Work request:
The answer must be the number of lines in the listing below that contain "Equal", and nothing else.

··· Task data ···

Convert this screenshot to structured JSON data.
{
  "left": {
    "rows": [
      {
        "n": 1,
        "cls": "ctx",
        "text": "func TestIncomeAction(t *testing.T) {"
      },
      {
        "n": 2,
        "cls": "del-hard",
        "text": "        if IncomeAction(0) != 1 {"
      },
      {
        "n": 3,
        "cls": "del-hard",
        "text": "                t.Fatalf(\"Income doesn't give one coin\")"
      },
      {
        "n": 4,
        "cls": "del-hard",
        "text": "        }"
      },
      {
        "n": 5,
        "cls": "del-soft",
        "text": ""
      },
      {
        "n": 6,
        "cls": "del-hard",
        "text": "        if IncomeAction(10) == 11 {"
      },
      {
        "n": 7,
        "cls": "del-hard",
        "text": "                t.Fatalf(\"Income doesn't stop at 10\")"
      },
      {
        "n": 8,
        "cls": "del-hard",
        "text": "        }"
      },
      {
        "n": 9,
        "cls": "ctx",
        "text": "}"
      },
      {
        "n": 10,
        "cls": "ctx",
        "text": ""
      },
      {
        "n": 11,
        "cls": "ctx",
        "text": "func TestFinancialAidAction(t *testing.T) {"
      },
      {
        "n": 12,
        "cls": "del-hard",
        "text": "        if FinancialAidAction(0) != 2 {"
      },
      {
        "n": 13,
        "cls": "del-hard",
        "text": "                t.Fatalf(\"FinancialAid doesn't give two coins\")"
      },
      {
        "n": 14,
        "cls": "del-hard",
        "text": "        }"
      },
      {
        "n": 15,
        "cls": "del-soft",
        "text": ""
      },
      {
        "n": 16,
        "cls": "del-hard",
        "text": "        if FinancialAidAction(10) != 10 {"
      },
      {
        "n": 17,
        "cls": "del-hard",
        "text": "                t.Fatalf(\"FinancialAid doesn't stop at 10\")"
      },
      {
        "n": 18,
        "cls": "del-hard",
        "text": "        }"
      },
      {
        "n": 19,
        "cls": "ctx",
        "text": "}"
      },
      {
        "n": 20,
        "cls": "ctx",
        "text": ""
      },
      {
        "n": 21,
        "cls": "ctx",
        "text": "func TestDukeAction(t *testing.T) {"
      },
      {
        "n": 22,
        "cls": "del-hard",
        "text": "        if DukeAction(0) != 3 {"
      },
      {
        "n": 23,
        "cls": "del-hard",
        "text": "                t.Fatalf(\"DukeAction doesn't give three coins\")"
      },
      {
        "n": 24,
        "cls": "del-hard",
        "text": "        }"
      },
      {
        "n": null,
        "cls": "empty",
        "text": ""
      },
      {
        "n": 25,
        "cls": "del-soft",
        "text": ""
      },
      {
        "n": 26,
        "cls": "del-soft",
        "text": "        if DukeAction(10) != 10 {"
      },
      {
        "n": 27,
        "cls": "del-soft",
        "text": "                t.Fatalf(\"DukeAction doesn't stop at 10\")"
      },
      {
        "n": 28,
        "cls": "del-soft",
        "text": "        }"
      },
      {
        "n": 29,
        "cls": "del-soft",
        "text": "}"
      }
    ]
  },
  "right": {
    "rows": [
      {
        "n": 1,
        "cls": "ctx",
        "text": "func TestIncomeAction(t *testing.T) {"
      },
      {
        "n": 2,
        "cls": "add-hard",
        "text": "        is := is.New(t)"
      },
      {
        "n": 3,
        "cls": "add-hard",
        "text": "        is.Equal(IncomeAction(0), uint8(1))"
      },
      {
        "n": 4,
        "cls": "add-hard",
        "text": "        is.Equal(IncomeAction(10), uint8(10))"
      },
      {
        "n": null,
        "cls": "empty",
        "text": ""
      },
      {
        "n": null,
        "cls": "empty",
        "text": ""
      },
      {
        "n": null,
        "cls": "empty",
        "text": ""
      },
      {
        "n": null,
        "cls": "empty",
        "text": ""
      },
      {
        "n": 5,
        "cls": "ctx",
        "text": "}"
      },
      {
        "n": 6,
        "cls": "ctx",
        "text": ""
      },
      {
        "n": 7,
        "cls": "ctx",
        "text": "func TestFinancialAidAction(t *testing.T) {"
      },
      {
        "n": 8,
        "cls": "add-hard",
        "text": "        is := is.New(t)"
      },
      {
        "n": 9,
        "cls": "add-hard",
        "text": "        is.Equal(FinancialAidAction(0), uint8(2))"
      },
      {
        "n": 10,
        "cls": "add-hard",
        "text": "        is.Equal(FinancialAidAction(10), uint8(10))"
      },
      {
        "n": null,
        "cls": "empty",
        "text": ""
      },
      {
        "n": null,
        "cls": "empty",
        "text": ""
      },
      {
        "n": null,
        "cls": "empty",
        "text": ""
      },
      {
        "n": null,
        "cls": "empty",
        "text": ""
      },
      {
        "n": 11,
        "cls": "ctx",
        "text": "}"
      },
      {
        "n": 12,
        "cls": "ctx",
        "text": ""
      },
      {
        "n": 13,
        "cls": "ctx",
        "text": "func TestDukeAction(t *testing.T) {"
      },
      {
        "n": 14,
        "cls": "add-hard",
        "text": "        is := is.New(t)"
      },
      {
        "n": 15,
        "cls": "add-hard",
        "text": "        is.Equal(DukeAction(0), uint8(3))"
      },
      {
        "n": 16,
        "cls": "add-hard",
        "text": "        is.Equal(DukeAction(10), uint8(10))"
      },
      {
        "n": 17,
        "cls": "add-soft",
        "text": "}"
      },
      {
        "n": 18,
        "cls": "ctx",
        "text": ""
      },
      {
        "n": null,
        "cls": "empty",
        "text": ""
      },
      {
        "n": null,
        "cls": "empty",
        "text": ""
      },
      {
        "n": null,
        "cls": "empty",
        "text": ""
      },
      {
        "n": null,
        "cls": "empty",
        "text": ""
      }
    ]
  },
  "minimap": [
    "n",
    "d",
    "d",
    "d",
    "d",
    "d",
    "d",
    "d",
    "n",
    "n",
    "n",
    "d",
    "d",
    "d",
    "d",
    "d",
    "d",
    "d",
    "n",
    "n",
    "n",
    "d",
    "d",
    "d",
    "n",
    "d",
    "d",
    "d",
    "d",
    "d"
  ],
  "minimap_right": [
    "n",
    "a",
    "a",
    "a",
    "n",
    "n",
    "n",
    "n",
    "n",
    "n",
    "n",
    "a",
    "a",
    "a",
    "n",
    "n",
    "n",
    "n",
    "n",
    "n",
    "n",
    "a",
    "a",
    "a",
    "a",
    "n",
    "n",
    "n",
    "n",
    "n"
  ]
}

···

Problem solution:
6